“Dragon stability is a technical term for stabilization so profound that it is not destabilized by activity in the world. The image comes from the idea that a dragon is physically an animal yet mentally dwells in an elevated state. Thus it is used to represent the Mahayana Buddhist ideal of transcending the world while in the very midst of the world.”
— From Huineng Sutra, translated by Cleary. Page 158.
Stabilization is another word for concentration. To have a stable mind is to have a mind that can be placed where it is most wholesome. A mind that is a tool for functioning, not the Master. To have a concentrated mind also means to feel connected to the true reality — the one interconnected body (of the Buddha) (of the whole world functioning together) (of Zenki — total dynamic working). A concentrating mind is a mind that doesn’t possess anything and doesn’t grab on to anything, and is comfortable with space, and no-thing-ness. It is a huge vast mind.
“Stabilization so profound that it is not destabilized by activity in the world.”

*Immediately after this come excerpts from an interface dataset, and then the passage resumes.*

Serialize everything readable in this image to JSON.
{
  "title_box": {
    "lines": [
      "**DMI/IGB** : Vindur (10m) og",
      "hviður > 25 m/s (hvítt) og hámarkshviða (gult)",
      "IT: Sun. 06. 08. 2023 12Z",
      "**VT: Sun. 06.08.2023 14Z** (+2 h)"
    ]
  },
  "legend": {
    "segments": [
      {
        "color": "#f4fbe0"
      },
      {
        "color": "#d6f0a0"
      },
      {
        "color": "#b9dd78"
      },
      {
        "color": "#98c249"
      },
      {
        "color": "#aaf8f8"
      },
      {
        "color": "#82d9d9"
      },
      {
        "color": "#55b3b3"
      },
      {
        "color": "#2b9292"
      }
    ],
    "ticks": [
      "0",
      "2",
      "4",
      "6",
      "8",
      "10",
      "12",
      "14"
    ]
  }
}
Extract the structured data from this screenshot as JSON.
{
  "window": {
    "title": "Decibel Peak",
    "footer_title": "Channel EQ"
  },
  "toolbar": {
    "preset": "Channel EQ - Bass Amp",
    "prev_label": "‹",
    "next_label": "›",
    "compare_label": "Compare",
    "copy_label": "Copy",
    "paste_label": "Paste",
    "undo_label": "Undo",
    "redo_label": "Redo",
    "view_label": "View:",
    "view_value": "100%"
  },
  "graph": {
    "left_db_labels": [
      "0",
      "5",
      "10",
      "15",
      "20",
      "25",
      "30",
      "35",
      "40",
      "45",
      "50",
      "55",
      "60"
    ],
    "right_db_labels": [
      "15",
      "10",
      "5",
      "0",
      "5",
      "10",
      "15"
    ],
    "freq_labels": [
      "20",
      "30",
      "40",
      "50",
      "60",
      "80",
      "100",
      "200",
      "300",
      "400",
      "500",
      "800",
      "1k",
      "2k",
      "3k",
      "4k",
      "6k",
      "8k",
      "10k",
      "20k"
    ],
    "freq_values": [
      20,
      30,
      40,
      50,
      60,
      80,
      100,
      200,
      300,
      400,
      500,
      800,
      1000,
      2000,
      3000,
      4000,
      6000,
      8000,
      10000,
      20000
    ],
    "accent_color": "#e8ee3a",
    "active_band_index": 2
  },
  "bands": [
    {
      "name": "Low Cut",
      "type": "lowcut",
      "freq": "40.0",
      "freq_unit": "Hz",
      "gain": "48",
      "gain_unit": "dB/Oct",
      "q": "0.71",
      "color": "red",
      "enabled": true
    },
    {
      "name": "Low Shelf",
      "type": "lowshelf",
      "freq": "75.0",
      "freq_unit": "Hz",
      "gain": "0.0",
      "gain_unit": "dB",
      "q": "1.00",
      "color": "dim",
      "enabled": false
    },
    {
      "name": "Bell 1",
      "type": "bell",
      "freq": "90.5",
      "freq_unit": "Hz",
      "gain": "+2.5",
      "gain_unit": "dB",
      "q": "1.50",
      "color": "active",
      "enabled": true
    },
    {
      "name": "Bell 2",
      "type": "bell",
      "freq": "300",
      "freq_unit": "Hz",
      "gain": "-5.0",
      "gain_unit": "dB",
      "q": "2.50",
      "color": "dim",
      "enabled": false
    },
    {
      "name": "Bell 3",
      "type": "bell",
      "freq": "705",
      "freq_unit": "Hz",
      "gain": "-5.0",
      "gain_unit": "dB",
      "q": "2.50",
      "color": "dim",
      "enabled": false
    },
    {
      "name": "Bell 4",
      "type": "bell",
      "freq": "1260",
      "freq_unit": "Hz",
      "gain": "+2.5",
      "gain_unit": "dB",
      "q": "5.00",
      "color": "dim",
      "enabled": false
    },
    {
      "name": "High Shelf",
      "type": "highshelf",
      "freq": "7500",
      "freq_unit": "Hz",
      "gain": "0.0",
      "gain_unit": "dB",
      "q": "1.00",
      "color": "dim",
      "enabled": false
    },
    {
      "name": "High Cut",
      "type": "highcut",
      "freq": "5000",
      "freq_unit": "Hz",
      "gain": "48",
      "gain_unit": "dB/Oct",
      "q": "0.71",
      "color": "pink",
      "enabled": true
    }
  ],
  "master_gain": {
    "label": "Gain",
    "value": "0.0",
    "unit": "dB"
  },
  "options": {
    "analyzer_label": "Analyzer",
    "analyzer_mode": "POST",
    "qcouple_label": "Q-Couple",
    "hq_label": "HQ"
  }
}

This brings deep and surface practice together. To feel the interconnectedness, the composure, the quiet vastness of life in all the forms we meet as they arise. To see Buddha in the energy of each moment and each form. In order to do this, I have to let go of all my previous ways I have constructed my life and my story. I have to deeply let go of control, and receive the life of this moment exactly the way it is.